### Input data
☆ ☆ ☆

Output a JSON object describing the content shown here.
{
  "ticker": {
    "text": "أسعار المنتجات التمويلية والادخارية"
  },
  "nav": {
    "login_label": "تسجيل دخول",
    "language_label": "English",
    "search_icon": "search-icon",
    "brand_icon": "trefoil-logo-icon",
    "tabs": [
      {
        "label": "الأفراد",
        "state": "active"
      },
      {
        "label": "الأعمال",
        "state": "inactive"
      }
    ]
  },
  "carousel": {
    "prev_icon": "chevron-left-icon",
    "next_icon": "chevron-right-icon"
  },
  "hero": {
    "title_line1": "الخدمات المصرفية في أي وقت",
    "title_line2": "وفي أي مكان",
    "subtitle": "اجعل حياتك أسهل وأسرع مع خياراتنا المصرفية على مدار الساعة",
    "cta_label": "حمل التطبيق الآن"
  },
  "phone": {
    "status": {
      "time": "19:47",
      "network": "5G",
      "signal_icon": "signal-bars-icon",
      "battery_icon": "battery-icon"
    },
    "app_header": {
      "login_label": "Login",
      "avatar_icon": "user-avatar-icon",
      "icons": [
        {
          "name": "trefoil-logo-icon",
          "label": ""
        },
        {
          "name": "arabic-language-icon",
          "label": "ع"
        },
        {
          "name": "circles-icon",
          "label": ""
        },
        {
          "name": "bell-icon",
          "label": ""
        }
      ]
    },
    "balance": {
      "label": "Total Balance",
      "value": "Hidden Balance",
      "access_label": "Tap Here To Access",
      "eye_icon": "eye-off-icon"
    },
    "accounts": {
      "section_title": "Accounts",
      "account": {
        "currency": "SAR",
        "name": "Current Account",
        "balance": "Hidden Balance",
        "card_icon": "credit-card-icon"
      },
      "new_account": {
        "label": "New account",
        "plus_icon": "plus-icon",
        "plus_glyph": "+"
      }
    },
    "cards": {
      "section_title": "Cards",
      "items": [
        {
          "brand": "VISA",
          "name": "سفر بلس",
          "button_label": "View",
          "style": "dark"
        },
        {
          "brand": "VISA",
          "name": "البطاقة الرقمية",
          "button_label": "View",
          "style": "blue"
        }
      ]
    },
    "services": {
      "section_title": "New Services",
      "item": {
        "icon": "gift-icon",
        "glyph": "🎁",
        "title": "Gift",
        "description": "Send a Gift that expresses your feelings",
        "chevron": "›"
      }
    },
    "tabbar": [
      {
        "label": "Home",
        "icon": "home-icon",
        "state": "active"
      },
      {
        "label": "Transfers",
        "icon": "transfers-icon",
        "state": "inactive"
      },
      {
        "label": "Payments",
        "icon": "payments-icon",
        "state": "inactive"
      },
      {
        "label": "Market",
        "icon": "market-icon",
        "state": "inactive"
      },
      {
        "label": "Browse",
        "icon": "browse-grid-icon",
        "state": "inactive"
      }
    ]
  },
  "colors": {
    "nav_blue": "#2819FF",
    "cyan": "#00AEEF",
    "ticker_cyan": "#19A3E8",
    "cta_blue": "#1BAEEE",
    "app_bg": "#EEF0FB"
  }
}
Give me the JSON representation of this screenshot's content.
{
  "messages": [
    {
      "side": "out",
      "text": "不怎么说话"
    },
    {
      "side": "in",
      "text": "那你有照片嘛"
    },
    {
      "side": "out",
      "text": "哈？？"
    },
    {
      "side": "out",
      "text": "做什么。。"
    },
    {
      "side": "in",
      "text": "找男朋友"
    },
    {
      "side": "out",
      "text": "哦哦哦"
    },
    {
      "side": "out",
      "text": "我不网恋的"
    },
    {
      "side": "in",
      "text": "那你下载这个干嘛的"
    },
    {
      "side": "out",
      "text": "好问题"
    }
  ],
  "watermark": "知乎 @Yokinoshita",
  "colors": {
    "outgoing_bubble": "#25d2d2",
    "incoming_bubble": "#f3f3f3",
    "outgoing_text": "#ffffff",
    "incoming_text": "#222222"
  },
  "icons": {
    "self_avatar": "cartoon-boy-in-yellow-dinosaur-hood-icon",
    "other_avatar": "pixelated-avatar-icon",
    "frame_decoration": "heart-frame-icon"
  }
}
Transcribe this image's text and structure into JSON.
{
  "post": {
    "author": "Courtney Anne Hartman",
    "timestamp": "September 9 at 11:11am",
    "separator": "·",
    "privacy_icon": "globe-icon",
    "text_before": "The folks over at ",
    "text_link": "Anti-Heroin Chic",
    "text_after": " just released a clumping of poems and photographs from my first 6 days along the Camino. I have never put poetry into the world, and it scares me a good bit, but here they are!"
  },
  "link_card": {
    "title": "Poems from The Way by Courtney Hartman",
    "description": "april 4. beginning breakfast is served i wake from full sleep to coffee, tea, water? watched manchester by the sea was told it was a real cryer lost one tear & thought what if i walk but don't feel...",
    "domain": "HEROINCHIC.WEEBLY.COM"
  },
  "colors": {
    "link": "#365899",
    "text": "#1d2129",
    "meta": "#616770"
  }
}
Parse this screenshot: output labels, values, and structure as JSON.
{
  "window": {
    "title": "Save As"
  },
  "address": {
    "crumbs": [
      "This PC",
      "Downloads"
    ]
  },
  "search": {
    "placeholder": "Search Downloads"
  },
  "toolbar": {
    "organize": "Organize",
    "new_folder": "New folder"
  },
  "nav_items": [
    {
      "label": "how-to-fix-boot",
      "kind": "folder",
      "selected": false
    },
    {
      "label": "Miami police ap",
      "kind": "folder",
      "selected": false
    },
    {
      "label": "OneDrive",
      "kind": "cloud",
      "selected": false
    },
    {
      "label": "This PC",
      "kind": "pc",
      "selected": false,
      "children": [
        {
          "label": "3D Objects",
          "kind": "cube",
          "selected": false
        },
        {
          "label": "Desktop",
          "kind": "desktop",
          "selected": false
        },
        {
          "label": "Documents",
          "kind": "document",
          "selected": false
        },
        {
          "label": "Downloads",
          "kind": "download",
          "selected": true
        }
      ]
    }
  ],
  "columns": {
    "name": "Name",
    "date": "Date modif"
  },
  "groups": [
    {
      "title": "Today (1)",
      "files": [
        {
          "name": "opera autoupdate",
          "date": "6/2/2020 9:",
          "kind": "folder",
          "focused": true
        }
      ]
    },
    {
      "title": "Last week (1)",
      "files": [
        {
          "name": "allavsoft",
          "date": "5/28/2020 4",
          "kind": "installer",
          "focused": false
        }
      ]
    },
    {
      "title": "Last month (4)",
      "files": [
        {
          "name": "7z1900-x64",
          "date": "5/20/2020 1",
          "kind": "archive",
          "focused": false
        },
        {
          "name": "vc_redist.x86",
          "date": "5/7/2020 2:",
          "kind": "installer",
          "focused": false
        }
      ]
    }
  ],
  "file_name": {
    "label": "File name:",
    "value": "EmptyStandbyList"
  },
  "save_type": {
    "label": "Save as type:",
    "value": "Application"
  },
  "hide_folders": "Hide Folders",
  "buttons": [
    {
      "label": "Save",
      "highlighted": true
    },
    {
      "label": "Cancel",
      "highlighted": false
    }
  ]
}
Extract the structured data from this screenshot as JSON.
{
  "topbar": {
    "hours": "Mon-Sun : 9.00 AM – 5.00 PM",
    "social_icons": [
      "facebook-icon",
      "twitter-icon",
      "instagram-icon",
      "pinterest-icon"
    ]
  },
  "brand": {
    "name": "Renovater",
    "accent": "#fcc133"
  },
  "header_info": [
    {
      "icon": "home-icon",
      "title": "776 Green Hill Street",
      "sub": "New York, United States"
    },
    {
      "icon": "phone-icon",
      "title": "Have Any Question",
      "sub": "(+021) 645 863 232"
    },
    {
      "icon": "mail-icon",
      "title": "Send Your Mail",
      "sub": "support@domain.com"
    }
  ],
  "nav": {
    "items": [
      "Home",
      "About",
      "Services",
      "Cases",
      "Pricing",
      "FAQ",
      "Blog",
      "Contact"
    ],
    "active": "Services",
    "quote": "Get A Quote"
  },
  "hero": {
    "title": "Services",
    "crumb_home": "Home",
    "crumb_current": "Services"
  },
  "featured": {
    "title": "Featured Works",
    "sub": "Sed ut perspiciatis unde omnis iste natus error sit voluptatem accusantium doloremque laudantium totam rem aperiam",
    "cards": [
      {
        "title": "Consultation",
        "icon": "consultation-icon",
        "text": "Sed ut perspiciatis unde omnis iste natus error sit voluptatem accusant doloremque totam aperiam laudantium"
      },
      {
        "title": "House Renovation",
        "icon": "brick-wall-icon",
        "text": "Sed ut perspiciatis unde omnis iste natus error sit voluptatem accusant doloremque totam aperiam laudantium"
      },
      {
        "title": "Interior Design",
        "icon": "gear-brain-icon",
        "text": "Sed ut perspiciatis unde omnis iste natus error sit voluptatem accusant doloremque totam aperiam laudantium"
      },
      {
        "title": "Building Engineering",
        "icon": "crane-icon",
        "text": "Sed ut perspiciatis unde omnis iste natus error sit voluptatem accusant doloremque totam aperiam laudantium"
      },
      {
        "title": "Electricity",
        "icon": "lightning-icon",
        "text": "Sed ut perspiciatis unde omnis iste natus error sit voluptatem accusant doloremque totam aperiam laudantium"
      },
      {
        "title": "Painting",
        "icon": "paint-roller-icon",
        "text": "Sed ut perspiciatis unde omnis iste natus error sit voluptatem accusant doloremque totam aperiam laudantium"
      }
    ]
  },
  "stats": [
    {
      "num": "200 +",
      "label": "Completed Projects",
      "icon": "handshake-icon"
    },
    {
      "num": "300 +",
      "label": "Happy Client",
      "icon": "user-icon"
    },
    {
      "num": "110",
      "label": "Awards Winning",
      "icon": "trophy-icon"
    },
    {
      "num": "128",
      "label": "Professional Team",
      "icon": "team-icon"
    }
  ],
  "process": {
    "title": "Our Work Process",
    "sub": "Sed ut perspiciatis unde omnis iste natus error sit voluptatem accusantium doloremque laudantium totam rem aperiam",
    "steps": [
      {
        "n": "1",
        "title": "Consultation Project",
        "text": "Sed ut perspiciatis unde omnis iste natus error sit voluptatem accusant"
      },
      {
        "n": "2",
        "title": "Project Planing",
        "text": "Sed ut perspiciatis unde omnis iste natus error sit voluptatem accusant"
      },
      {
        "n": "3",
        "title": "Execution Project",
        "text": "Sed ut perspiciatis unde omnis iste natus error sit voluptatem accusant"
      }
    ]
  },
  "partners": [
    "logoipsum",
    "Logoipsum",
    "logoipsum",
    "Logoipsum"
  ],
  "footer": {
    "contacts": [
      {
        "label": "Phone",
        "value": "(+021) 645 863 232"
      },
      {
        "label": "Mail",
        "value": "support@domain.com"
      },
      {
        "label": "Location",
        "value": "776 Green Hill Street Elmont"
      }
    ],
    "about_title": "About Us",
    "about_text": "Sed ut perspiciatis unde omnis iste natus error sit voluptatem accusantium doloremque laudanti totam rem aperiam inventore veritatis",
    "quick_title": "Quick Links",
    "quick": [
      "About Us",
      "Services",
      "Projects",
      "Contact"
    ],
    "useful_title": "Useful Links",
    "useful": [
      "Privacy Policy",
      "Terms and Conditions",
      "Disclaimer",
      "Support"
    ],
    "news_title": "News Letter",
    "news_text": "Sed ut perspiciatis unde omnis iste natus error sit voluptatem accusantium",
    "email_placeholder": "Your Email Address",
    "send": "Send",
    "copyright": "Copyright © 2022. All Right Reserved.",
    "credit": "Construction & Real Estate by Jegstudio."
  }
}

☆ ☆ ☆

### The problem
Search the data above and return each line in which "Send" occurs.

### Written response
        "description": "Send a Gift that expresses your feelings",
      "title": "Send Your Mail",
    "send": "Send",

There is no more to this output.